`In a controversial study, researchers have resurrected a retrovirus that infected our ancestors millions of years ago and now sits frozen in the human genome. Published online by Genome Research this week, the study may shed new light on the history of these genomic intruders, as well as their role in tumors. Although this particular virus, dubbed Phoenix, is a wimpy one, some argue that resuscitating any ancient virus is inherently risky and that the study should have undergone stricter reviews.

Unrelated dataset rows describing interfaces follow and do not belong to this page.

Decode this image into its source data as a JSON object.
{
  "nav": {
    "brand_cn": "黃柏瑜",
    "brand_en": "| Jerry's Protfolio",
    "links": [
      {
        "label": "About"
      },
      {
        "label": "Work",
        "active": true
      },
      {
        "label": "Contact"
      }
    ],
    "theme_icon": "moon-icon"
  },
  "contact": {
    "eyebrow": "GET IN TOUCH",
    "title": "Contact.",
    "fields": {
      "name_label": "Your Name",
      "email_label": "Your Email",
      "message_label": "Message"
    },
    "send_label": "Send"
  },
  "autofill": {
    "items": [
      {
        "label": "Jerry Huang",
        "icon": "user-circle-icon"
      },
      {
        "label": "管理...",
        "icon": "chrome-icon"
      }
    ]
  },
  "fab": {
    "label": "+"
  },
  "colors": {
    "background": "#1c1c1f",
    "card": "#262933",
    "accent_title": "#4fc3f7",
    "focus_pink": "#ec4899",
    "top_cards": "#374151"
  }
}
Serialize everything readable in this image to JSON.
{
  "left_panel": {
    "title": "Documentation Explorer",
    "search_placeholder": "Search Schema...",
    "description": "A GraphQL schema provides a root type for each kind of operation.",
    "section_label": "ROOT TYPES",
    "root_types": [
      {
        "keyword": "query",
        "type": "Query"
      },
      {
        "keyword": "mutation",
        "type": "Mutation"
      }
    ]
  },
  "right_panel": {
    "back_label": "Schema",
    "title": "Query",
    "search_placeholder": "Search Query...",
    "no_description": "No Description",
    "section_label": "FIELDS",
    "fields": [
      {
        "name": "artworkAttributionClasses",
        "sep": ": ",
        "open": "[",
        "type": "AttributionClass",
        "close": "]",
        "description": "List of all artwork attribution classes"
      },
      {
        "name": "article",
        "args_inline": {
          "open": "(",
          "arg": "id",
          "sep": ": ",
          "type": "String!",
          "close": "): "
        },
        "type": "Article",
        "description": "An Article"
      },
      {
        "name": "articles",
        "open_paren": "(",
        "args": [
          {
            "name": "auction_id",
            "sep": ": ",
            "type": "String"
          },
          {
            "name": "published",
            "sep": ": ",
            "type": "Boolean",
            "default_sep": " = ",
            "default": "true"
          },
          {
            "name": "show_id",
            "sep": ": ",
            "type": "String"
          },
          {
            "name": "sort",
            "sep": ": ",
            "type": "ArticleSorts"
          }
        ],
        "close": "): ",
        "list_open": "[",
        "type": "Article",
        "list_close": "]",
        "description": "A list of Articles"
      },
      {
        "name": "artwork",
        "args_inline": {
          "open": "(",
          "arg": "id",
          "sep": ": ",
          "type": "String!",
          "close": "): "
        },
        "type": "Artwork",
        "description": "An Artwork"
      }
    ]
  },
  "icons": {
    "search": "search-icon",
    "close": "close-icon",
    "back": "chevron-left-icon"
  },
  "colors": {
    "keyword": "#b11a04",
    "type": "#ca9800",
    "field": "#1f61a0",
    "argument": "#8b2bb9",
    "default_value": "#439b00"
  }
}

Retroviruses have the ability to make DNA copies of their RNA genomes and incorporate these into the host’s genome. If this happens in a germ cell, the copy can be passed on to future generations. Indeed, the human genome is littered with the remnants of such human endogenous retroviruses [..]’